Hardy, who will be asked to work on the issue during the upcoming State Legislative Session in 2013, asked that he be given firmer direction by early September so he can have a bill scheduled through an elected representative. Any changes to the Board's charter must be approved by the Legislature.
The Board discussed a possible change to the process of adding items to meeting agendas. VVWD Administrative Policy states that "any Board member shall have the right to place any matter on the agenda if a reasonable notice of seven days is given. The meeting shall follow the agenda unless otherwise agreed."
Gustaveson wanted agenda items submitted through the General Manager who would accumulate them and put the agenda together. Currently, items are submitted directly to the Administrative Assistant who compiles the agenda.
"I am sympathetic to the concept of obstructing things from getting on the agenda," Rock said. "However, the structure is a little loose. Board members should be able to put things on the agenda without someone trash canning them. Also, oversight by our Legal Counsel is appropriate."
"I have a problem with the General Manager dictating what does and does not go on the agenda," Bowler stated. "If any Board member want to put an item on the agenda, it should go on the agenda. If it’s a stupid item, it will reflect on them and they will face it later in the next election."
Gustaveson clarified his concerns saying, "I wasn't inferring he would have the final decision."
"I know what it's like if someone can control the agenda. An item gets on there and your feet are held to the fire and you have to make a decision at that meeting," Miller commented. "The more complicated you make it, the more that happens. I don't see anything wrong with our rules right now. If the public wants to put something on the agenda they should have to go through a Board member."
"We should have to give a reason why we want an item on the agenda," Ramaker added during the discussion.
Bowler and Leavitt agreed with Miller with both of them saying some agenda items the Staff adds don't have any background material.
"If I put an item on the agenda, then I should give the background material," Leavitt said. "Keep it the way it is."
Gustaveson asked, "What if we have 30 people come to the Board and all want something on the agenda? It will be difficult to get everything done."
"We've never had that. But we have had Board members want something on the agenda and were denied," Leavitt said.
Bowler made a motion to leave the policy as it is. He, Leavitt, and Miller voted in favor of that motion. Gustaveson and Ramaker voted no.
"I don't think that solves any of our problems," Gustaveson complained after the vote. "We’re right back where we were."

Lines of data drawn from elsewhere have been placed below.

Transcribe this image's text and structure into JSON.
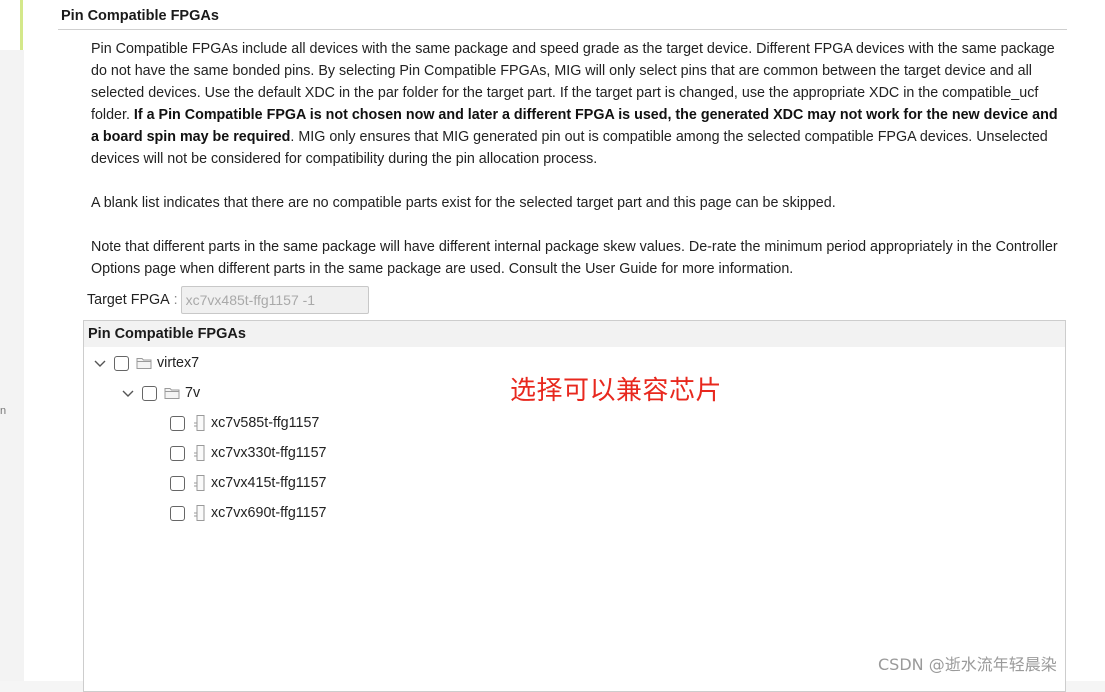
{
  "section": {
    "title": "Pin Compatible FPGAs"
  },
  "description": {
    "p1_part1": "Pin Compatible FPGAs include all devices with the same package and speed grade as the target device. Different FPGA devices with the same package do not have the same bonded pins. By selecting Pin Compatible FPGAs, MIG will only select pins that are common between the target device and all selected devices. Use the default XDC in the par folder for the target part. If the target part is changed, use the appropriate XDC in the compatible_ucf folder. ",
    "p1_bold": "If a Pin Compatible FPGA is not chosen now and later a different FPGA is used, the generated XDC may not work for the new device and a board spin may be required",
    "p1_part2": ". MIG only ensures that MIG generated pin out is compatible among the selected compatible FPGA devices. Unselected devices will not be considered for compatibility during the pin allocation process.",
    "p2": "A blank list indicates that there are no compatible parts exist for the selected target part and this page can be skipped.",
    "p3": "Note that different parts in the same package will have different internal package skew values. De-rate the minimum period appropriately in the Controller Options page when different parts in the same package are used. Consult the User Guide for more information."
  },
  "target": {
    "label": "Target FPGA",
    "colon": ":",
    "value": "xc7vx485t-ffg1157 -1"
  },
  "tree": {
    "header": "Pin Compatible FPGAs",
    "family": {
      "label": "virtex7",
      "checked": false,
      "expanded": true
    },
    "subfamily": {
      "label": "7v",
      "checked": false,
      "expanded": true
    },
    "devices": [
      {
        "label": "xc7v585t-ffg1157",
        "checked": false
      },
      {
        "label": "xc7vx330t-ffg1157",
        "checked": false
      },
      {
        "label": "xc7vx415t-ffg1157",
        "checked": false
      },
      {
        "label": "xc7vx690t-ffg1157",
        "checked": false
      }
    ]
  },
  "annotation": "选择可以兼容芯片",
  "watermark": "CSDN @逝水流年轻晨染",
  "left_stub": "n",
  "colors": {
    "annotation": "#e8281e",
    "accent": "#d4e88a",
    "input_text": "#a9a9a9"
  },
  "icons": {
    "expand": "chevron-down-icon",
    "folder": "folder-icon",
    "device": "chip-icon"
  }
}
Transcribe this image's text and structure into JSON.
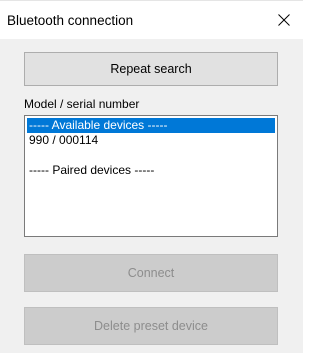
{
  "window": {
    "title": "Bluetooth connection",
    "close_symbol": "✕"
  },
  "buttons": {
    "repeat_search": "Repeat search",
    "connect": "Connect",
    "delete_preset": "Delete preset device"
  },
  "list": {
    "label": "Model / serial number",
    "items": [
      {
        "text": "----- Available devices -----",
        "selected": true
      },
      {
        "text": "990 / 000114",
        "selected": false
      },
      {
        "text": "",
        "selected": false
      },
      {
        "text": "----- Paired devices -----",
        "selected": false
      }
    ]
  },
  "colors": {
    "selection": "#0078d7",
    "dialog_background": "#f0f0f0",
    "disabled_text": "#8d8d8d"
  }
}
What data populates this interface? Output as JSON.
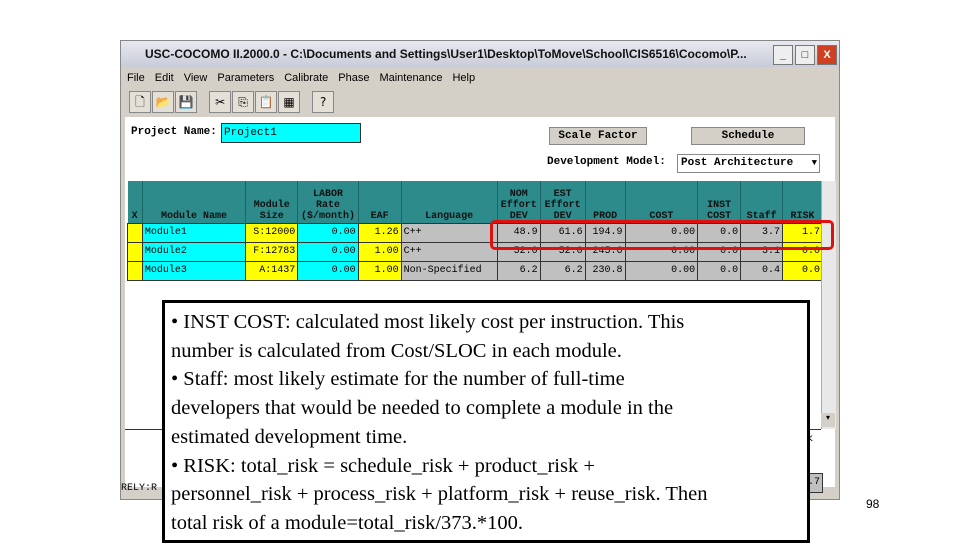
{
  "window": {
    "title": "USC-COCOMO II.2000.0 - C:\\Documents and Settings\\User1\\Desktop\\ToMove\\School\\CIS6516\\Cocomo\\P..."
  },
  "menu": [
    "File",
    "Edit",
    "View",
    "Parameters",
    "Calibrate",
    "Phase",
    "Maintenance",
    "Help"
  ],
  "toolbar": {
    "icons": [
      "new-icon",
      "open-icon",
      "save-icon",
      "cut-icon",
      "copy-icon",
      "paste-icon",
      "table-icon",
      "help-icon"
    ]
  },
  "form": {
    "project_label": "Project Name:",
    "project_value": "Project1",
    "scale_factor": "Scale Factor",
    "schedule": "Schedule",
    "dev_model_label": "Development Model:",
    "dev_model_value": "Post Architecture"
  },
  "table": {
    "headers": [
      "X",
      "Module Name",
      "Module Size",
      "LABOR Rate ($/month)",
      "EAF",
      "Language",
      "NOM Effort DEV",
      "EST Effort DEV",
      "PROD",
      "COST",
      "INST COST",
      "Staff",
      "RISK"
    ],
    "rows": [
      [
        "",
        "Module1",
        "S:12000",
        "0.00",
        "1.26",
        "C++",
        "48.9",
        "61.6",
        "194.9",
        "0.00",
        "0.0",
        "3.7",
        "1.7"
      ],
      [
        "",
        "Module2",
        "F:12783",
        "0.00",
        "1.00",
        "C++",
        "52.0",
        "52.0",
        "245.6",
        "0.00",
        "0.0",
        "3.1",
        "0.0"
      ],
      [
        "",
        "Module3",
        "A:1437",
        "0.00",
        "1.00",
        "Non-Specified",
        "6.2",
        "6.2",
        "230.8",
        "0.00",
        "0.0",
        "0.4",
        "0.0"
      ]
    ]
  },
  "bottom": {
    "status": "RELY:R",
    "side_k": "k",
    "side_val": ".7"
  },
  "overlay": {
    "lines": [
      "• INST COST: calculated most likely cost per instruction. This",
      "number is calculated from Cost/SLOC in each module.",
      "• Staff: most likely estimate for the number of full-time",
      "developers that would be needed to complete a module in the",
      "estimated development time.",
      "• RISK: total_risk = schedule_risk + product_risk +",
      "personnel_risk + process_risk + platform_risk + reuse_risk. Then",
      "total risk of a module=total_risk/373.*100."
    ]
  },
  "page_number": "98",
  "colors": {
    "header": "#2e8b8b",
    "cyan": "#00ffff",
    "yellow": "#ffff00",
    "highlight": "#e01010"
  }
}
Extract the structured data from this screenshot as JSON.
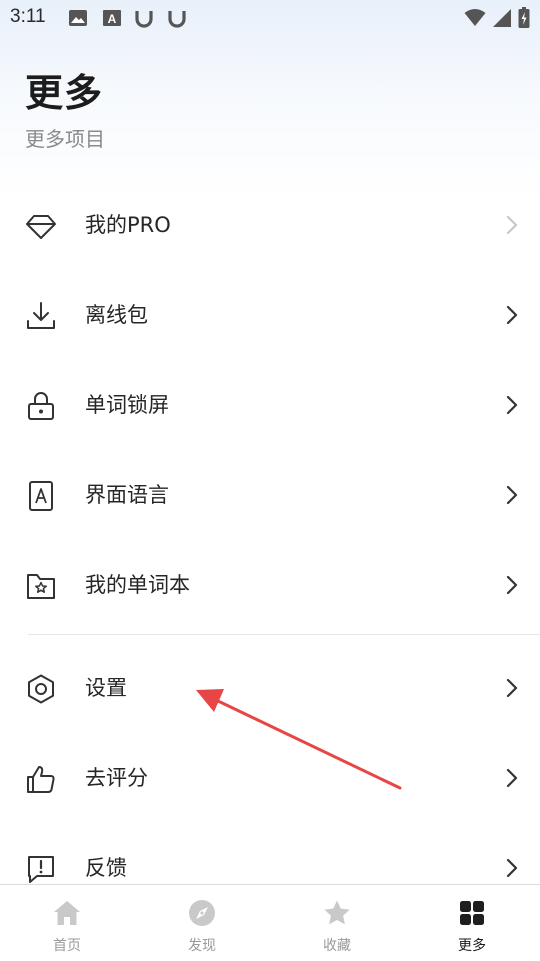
{
  "status_bar": {
    "time": "3:11",
    "icons": [
      "image-icon",
      "font-a-icon",
      "u-icon",
      "u-icon",
      "wifi-icon",
      "cell-signal-icon",
      "battery-icon"
    ]
  },
  "header": {
    "title": "更多",
    "subtitle": "更多项目"
  },
  "menu": {
    "items": [
      {
        "label": "我的PRO",
        "icon": "diamond-icon"
      },
      {
        "label": "离线包",
        "icon": "download-icon"
      },
      {
        "label": "单词锁屏",
        "icon": "lock-icon"
      },
      {
        "label": "界面语言",
        "icon": "font-a-icon"
      },
      {
        "label": "我的单词本",
        "icon": "folder-star-icon"
      },
      {
        "label": "设置",
        "icon": "hexagon-settings-icon"
      },
      {
        "label": "去评分",
        "icon": "thumbs-up-icon"
      },
      {
        "label": "反馈",
        "icon": "feedback-icon"
      }
    ]
  },
  "bottom_nav": {
    "items": [
      {
        "label": "首页",
        "icon": "home-icon"
      },
      {
        "label": "发现",
        "icon": "compass-icon"
      },
      {
        "label": "收藏",
        "icon": "star-icon"
      },
      {
        "label": "更多",
        "icon": "grid-icon"
      }
    ],
    "active": "更多"
  },
  "colors": {
    "accent_annotation": "#e84545",
    "text_primary": "#262626",
    "text_secondary": "#8a8a8a",
    "nav_inactive": "#9a9a9a"
  }
}
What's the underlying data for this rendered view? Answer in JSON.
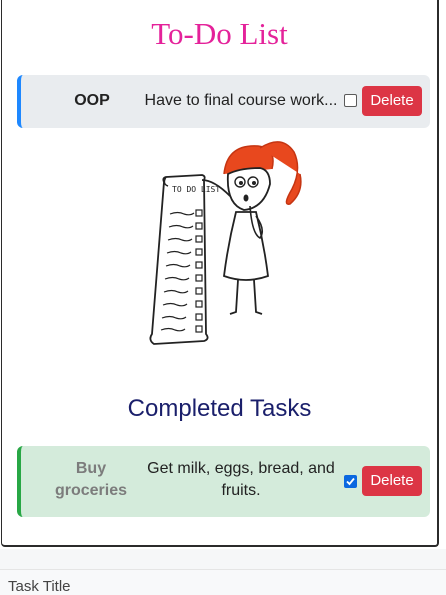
{
  "header": {
    "title": "To-Do List"
  },
  "active_tasks": [
    {
      "title": "OOP",
      "description": "Have to final course work...",
      "checked": false,
      "delete_label": "Delete"
    }
  ],
  "completed": {
    "heading": "Completed Tasks",
    "tasks": [
      {
        "title": "Buy groceries",
        "description": "Get milk, eggs, bread, and fruits.",
        "checked": true,
        "delete_label": "Delete"
      }
    ]
  },
  "illustration": {
    "note_text": "TO DO LIST",
    "icon": "todo-list-girl-illustration"
  },
  "form": {
    "task_title_label": "Task Title"
  },
  "colors": {
    "title": "#e4229a",
    "completed_heading": "#1a1f6b",
    "active_accent": "#1e88ff",
    "done_accent": "#28a745",
    "delete": "#dc3545"
  }
}
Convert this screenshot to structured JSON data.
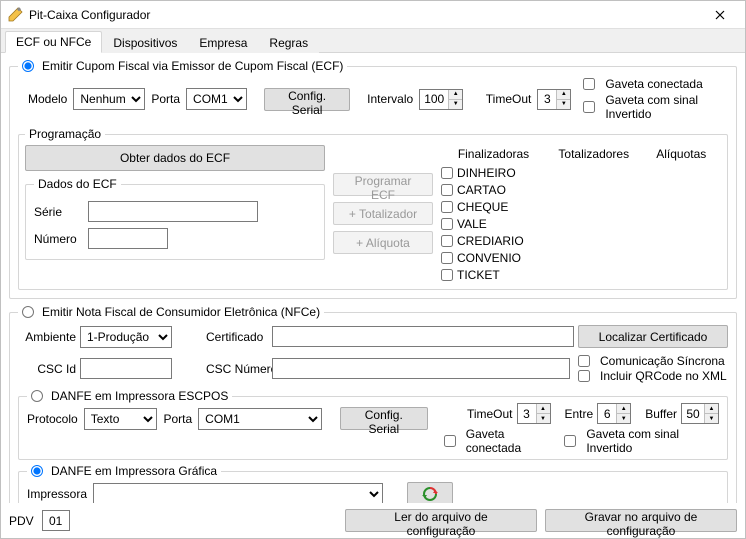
{
  "window": {
    "title": "Pit-Caixa Configurador"
  },
  "tabs": [
    "ECF ou NFCe",
    "Dispositivos",
    "Empresa",
    "Regras"
  ],
  "active_tab": 0,
  "ecf_section": {
    "radio_label": "Emitir Cupom Fiscal via Emissor de Cupom Fiscal (ECF)",
    "modelo_label": "Modelo",
    "modelo_value": "Nenhum",
    "porta_label": "Porta",
    "porta_value": "COM1",
    "config_serial": "Config. Serial",
    "intervalo_label": "Intervalo",
    "intervalo_value": "100",
    "timeout_label": "TimeOut",
    "timeout_value": "3",
    "gaveta_conectada": "Gaveta conectada",
    "gaveta_sinal": "Gaveta com sinal Invertido"
  },
  "programacao": {
    "legend": "Programação",
    "obter_dados": "Obter dados do ECF",
    "dados_do_ecf": "Dados do ECF",
    "serie_label": "Série",
    "serie_value": "",
    "numero_label": "Número",
    "numero_value": "",
    "btn_programar": "Programar ECF",
    "btn_totalizador": "+ Totalizador",
    "btn_aliquota": "+ Alíquota",
    "col_finalizadoras": "Finalizadoras",
    "col_totalizadores": "Totalizadores",
    "col_aliquotas": "Alíquotas",
    "finalizadoras": [
      "DINHEIRO",
      "CARTAO",
      "CHEQUE",
      "VALE",
      "CREDIARIO",
      "CONVENIO",
      "TICKET"
    ]
  },
  "nfce_section": {
    "radio_label": "Emitir Nota Fiscal de Consumidor Eletrônica (NFCe)",
    "ambiente_label": "Ambiente",
    "ambiente_value": "1-Produção",
    "certificado_label": "Certificado",
    "certificado_value": "",
    "localizar": "Localizar Certificado",
    "csc_id_label": "CSC Id",
    "csc_id_value": "",
    "csc_num_label": "CSC Número",
    "csc_num_value": "",
    "com_sincrona": "Comunicação Síncrona",
    "incluir_qrcode": "Incluir QRCode no XML"
  },
  "escpos": {
    "radio_label": "DANFE em Impressora ESCPOS",
    "protocolo_label": "Protocolo",
    "protocolo_value": "Texto",
    "porta_label": "Porta",
    "porta_value": "COM1",
    "config_serial": "Config. Serial",
    "timeout_label": "TimeOut",
    "timeout_value": "3",
    "entre_label": "Entre",
    "entre_value": "6",
    "buffer_label": "Buffer",
    "buffer_value": "50",
    "gaveta_conectada": "Gaveta conectada",
    "gaveta_sinal": "Gaveta com sinal Invertido"
  },
  "grafica": {
    "radio_label": "DANFE em Impressora Gráfica",
    "impressora_label": "Impressora",
    "impressora_value": ""
  },
  "footer": {
    "pdv_label": "PDV",
    "pdv_value": "01",
    "ler": "Ler do arquivo de configuração",
    "gravar": "Gravar no arquivo de configuração"
  }
}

"I don't think we have a problem," Miller retorted.
"I think we have a problem when the General Manager doesn't know an item was placed on the agenda," Gustaveson replied.
"That's an administrative problem," Bowler said.
The Board voted unanimously to approve two asphalt road repairs necessary because of recent water line breaks. Trade West received a contract award worth $5,250 for repairs on White Rock Road. Mesquite General Contracting received a contract to repair Sunset Road that tops out at $1,911.
An annual agreement with Water Quality & Treatment Solutions, Inc., worth a maximum of $10,000, was approved. The company provides technical support to VVWD staff for groundwater treatment plants.